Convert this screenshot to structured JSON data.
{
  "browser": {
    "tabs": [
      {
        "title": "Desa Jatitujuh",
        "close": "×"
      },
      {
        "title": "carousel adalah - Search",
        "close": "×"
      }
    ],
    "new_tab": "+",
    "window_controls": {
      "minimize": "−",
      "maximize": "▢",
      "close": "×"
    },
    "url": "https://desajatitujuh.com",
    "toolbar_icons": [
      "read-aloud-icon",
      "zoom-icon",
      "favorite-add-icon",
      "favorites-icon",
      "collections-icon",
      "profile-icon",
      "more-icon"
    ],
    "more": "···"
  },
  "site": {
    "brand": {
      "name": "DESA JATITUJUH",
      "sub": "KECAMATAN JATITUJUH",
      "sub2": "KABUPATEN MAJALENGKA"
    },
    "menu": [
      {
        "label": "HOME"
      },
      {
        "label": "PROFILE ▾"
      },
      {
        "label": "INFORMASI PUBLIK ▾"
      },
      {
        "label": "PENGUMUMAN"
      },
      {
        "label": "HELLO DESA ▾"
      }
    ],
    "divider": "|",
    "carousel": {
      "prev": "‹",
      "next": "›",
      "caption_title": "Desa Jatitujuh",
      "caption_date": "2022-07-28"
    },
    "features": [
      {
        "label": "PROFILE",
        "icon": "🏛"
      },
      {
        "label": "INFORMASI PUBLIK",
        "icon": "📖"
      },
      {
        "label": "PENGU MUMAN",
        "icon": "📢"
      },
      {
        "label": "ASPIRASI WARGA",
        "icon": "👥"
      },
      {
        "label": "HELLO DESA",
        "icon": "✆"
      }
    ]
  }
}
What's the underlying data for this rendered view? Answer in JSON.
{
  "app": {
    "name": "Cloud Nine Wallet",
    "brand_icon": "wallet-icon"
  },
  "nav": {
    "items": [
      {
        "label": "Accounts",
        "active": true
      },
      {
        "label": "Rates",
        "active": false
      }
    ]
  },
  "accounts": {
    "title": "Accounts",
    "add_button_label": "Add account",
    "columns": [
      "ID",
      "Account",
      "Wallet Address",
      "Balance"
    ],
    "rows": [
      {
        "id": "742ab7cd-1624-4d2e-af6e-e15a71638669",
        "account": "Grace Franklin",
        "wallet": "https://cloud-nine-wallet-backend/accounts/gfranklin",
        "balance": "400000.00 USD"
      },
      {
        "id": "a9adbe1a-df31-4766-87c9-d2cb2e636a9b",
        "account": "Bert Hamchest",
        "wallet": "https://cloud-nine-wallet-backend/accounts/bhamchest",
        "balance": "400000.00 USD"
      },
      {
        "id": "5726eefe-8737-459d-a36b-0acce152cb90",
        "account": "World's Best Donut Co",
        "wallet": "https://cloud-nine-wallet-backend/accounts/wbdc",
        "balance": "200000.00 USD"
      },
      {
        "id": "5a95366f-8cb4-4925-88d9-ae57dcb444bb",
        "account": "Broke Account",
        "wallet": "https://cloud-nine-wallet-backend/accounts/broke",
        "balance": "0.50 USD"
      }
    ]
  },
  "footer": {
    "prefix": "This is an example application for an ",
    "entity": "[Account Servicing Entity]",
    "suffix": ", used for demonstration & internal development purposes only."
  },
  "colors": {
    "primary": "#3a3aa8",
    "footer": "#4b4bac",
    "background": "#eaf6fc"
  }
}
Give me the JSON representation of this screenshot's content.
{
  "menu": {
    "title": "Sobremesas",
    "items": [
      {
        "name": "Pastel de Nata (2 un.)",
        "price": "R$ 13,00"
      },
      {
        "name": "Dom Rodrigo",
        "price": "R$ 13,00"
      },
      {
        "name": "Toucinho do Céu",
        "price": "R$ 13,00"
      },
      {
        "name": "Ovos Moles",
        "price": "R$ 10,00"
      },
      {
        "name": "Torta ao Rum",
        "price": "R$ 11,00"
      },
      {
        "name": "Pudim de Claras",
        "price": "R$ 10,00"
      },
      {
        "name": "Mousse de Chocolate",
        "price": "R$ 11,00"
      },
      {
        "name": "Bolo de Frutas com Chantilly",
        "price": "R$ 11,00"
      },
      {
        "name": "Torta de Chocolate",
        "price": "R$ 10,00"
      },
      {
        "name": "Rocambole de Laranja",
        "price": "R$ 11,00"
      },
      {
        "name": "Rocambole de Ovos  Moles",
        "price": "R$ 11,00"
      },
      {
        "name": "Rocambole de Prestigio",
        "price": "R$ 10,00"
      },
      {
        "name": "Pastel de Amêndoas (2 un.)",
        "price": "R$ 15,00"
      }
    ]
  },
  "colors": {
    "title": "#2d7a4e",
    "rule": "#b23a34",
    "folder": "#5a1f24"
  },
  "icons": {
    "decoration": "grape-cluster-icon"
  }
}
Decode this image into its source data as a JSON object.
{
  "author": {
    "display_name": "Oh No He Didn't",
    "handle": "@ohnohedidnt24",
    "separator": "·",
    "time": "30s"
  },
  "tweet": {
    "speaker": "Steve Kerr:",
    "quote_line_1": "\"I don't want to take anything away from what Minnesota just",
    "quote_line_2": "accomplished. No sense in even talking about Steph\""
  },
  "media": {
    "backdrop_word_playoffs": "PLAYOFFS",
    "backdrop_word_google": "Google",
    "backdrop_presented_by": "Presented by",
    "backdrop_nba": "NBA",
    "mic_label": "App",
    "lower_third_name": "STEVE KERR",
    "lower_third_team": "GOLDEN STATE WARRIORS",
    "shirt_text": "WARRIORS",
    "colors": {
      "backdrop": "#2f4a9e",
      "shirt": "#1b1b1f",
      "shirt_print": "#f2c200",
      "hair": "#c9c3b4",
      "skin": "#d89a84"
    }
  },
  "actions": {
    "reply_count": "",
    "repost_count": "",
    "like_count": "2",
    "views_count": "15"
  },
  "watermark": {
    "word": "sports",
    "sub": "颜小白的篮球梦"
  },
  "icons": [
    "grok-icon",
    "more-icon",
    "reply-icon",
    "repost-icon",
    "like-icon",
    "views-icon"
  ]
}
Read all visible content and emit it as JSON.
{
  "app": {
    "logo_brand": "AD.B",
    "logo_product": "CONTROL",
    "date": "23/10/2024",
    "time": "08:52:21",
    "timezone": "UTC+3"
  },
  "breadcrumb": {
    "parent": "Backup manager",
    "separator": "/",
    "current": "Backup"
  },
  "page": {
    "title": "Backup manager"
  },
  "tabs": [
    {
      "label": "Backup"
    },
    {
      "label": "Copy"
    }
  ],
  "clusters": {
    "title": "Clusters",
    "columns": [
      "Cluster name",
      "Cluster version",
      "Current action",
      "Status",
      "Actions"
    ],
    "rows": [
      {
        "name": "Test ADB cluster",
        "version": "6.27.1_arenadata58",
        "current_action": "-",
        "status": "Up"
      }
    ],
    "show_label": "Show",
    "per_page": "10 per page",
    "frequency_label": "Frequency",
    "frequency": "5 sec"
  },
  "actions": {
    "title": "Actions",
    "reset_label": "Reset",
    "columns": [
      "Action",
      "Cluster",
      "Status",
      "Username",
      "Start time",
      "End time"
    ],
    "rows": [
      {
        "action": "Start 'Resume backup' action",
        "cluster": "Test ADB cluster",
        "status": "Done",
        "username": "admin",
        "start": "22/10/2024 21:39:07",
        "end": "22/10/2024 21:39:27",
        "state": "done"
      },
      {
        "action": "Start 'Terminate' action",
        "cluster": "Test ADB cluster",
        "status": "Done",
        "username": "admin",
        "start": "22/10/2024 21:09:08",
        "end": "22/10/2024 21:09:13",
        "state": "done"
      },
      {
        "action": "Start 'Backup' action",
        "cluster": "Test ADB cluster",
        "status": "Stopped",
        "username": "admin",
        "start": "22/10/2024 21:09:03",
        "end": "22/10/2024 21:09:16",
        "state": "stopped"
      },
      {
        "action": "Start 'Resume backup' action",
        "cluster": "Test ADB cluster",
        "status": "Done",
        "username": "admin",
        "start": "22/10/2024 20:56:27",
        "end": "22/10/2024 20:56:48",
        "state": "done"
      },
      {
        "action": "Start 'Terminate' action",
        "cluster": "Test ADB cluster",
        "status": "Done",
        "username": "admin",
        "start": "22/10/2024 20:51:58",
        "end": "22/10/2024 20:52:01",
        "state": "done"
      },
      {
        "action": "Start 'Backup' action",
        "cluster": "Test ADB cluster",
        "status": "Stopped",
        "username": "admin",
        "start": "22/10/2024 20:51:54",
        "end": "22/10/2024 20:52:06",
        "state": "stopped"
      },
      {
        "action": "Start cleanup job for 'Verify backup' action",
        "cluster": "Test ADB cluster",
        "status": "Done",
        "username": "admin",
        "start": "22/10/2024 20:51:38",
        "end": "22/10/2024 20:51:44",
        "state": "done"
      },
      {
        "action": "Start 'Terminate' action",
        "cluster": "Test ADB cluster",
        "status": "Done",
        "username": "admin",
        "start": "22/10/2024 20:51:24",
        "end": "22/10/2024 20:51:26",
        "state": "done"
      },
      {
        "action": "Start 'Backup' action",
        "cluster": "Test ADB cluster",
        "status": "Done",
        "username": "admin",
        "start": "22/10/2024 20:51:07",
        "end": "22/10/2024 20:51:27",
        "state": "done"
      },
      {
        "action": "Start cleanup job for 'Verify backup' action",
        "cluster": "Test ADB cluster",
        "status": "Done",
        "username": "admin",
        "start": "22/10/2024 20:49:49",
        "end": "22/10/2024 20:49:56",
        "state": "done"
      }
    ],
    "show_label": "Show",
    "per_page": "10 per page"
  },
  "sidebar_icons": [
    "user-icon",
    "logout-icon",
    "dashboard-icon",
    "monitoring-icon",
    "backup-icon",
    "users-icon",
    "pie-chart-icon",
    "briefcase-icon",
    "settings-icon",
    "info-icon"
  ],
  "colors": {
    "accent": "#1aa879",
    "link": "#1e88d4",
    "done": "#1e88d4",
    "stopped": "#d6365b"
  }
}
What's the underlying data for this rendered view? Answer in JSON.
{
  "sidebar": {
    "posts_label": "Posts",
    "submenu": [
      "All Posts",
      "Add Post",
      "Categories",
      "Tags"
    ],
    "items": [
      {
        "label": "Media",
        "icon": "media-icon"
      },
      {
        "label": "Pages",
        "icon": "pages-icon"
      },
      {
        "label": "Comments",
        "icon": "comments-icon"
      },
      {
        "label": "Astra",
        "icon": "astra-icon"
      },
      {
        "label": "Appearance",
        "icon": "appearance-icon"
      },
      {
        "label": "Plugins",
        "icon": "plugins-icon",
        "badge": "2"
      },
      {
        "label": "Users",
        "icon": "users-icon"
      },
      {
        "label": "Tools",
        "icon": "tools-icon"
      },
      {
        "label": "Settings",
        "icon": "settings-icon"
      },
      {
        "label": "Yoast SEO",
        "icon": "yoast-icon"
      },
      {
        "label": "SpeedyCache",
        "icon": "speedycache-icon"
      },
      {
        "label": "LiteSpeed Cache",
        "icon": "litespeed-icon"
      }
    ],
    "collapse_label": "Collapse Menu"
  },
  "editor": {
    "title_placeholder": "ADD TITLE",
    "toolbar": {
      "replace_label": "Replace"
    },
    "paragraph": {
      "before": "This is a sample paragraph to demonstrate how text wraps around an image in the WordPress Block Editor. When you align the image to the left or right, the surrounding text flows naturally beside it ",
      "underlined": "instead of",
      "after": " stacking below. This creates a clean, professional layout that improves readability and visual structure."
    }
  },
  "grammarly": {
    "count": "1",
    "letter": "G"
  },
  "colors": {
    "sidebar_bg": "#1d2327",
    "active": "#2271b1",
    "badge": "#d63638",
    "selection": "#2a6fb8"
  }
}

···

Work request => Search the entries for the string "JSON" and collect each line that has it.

Completed task =>
Convert this screenshot to structured JSON data.
What's the underlying data for this rendered view? Answer in JSON.
Give me the JSON representation of this screenshot's content.
Decode this image into its source data as a JSON object.
Read all visible content and emit it as JSON.
What's the underlying data for this rendered view? Answer in JSON.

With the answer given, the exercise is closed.